  3. Sixth Grade. Ugh.

    May 26, 2010 by Wendy

    For the better part of the school year, Some Boy has had a crush on my Twin B. I don’t like  it, but it is sixth grade, the hormones are starting to emerge, it happens. And thankfully, she’s just not that into him. She’s not into any boys yet. (Yay, us!)

    It started with a rumor that he “like liked” her. She kind of laughed it off and said, “He’s nice, though.”

    (Note the though, though.)

    She lent him her copy of Diary of a Wimpy Kid. I told her that might send the wrong message, that she liked him back, but whatever.  It really didn’t faze her in the least that he liked her. She was just being her usual nice self.

    I marveled at that, because when I was in sixth grade and a boy liked me, I hated it. Hated it. It made me all uncomfortable, I did everything I could to avoid him and I just wanted it to go away and leave me to my horse models and Nancy Drew books. But she just treated him like she’d treat anybody else.

    At first, it was cute hearing the stories of how he’d stumble and clatter over a bunch of desks just to score the seat next to her. Or how the rumors swirled the day before a field trip that he was going to sit by her on the bus. (He didn’t, thanks to her group of protective friends, who surrounded her that day so he couldn’t.) Or how his friends would tell her that he wants to tell her he loves her. (Did you get that? I know that was a lot of pronouns to digest.)

    It was even kind of cute when Twin A (sister of the crushee) coincidentally got put into a group with Some Boy’s sister at her gymnastics competition. Throughout the course of the day, they figured out who each other was. “My brother is in love with your sister and my parents tease him about it all the time,” Some Boy’s sister said. On the way home from the meet, we learned that Twin B was the object of much discussion at their dinner table. That was kind of funny.

    But yesterday, cute and funny turned to annoying and kind of creepy.

    Apparently, Some Boy told one of Twin B’s friends this about her:

    “I can’t wait until she has her growth spurt.”

    In the words of kids today:




    And in the words of ME today: ”Listen, Prepubescence, get your eyes off my daughter’s chest! There’s nothin’ to see here, folks.” Not yet, anyway.

    “By growth spurt, I hope he means my height…but I doubt that,” said Twin B, now wise to the world and the ways of perverted prepubescent sixth-grade boys.

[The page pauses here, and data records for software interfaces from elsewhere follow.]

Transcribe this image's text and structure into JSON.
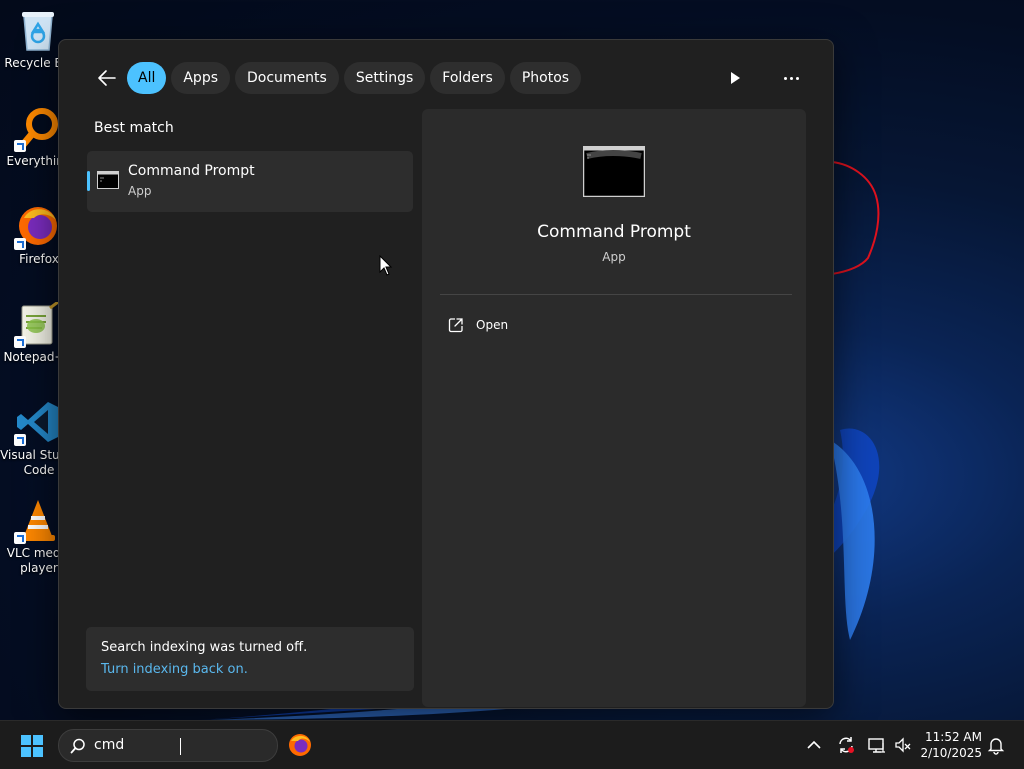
{
  "desktop": {
    "icons": [
      {
        "label": "Recycle Bin",
        "icon": "recycle-bin-icon"
      },
      {
        "label": "Everything",
        "icon": "everything-search-icon"
      },
      {
        "label": "Firefox",
        "icon": "firefox-icon"
      },
      {
        "label": "Notepad++",
        "icon": "notepad-plus-plus-icon"
      },
      {
        "label": "Visual Studio Code",
        "icon": "vscode-icon"
      },
      {
        "label": "VLC media player",
        "icon": "vlc-icon"
      }
    ]
  },
  "search_panel": {
    "tabs": [
      "All",
      "Apps",
      "Documents",
      "Settings",
      "Folders",
      "Photos"
    ],
    "active_tab": "All",
    "best_match_label": "Best match",
    "result": {
      "title": "Command Prompt",
      "subtitle": "App"
    },
    "notice": {
      "text": "Search indexing was turned off.",
      "link": "Turn indexing back on."
    },
    "preview": {
      "title": "Command Prompt",
      "subtitle": "App",
      "action_open": "Open"
    }
  },
  "taskbar": {
    "search_value": "cmd",
    "time": "11:52 AM",
    "date": "2/10/2025"
  },
  "colors": {
    "accent": "#4cc2ff",
    "link": "#5ab8ee",
    "panel_bg": "#202020"
  }
}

    Yeah, I doubt too that it’s her vertical stature he’s interested in. But I have to say, Some Boy does have good taste. She is lovely. And sweet. And innocent. And I plan on her staying that way for a long, long time, “growth spurt” or not.

    I just picture him, sitting there staring at her, waiting for her to “develop.” (Insert annoying air quotes here.)

    Eeewwww. Gross. Disturbing.

    And completely normal for this age.


    I’m so glad sixth grade is over in about a week.

    Oh, wait. No I’m not. I heard seventh grade is even worse.

    Post post script:

    When I picked the girls up from school today, the first thing I heard when they got into the car was that Some Boy has now told someone that Twin B  had “sexy eyes.”


    Well, at least his eyes are traveling upward. It’ll give him something to look at while he waits for the “growth spurt.”


    Another post post script:

    I kind of dreaded telling the husband/father about this little incident. So I chickened out and told him to read my blog tonight. He did, and while normally I hear him laughing, tonight I heard no laughter. Instead, I heard a low rumble that sounded something like this:

    “Oh, this boy’s gotta go. He’s gotta gooooooo.”

    I’m afraid this is only the beginning.